**Required work:** Every line below that contains "date" is to be copied.

╔══

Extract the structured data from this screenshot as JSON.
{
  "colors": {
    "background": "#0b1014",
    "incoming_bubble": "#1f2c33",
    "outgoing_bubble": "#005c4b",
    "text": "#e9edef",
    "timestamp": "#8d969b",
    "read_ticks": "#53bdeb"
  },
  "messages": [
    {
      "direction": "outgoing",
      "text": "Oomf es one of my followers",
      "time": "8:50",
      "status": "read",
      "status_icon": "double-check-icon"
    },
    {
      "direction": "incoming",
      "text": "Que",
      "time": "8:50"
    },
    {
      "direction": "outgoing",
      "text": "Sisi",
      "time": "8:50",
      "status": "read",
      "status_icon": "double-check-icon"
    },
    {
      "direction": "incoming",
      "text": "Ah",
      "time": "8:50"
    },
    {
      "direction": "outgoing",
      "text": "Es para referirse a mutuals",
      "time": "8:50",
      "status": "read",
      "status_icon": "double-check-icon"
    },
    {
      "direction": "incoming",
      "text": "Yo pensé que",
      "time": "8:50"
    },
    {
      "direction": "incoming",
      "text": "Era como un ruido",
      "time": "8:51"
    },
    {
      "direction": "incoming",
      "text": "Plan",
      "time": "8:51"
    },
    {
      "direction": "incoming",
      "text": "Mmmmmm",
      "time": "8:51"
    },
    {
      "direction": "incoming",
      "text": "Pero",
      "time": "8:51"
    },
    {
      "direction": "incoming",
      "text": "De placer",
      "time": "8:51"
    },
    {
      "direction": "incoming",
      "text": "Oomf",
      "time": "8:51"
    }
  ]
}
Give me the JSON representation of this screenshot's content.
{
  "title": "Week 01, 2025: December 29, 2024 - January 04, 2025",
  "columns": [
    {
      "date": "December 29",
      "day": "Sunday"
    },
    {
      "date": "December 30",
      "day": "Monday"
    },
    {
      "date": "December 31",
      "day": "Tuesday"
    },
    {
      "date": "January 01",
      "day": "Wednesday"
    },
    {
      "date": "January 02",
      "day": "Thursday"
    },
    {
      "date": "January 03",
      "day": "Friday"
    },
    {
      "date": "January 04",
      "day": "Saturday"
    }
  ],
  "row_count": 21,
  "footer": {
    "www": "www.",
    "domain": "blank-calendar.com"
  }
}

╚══

**Response to this exercise:**
      "date": "December 29",
      "date": "December 30",
      "date": "December 31",
      "date": "January 01",
      "date": "January 02",
      "date": "January 03",
      "date": "January 04",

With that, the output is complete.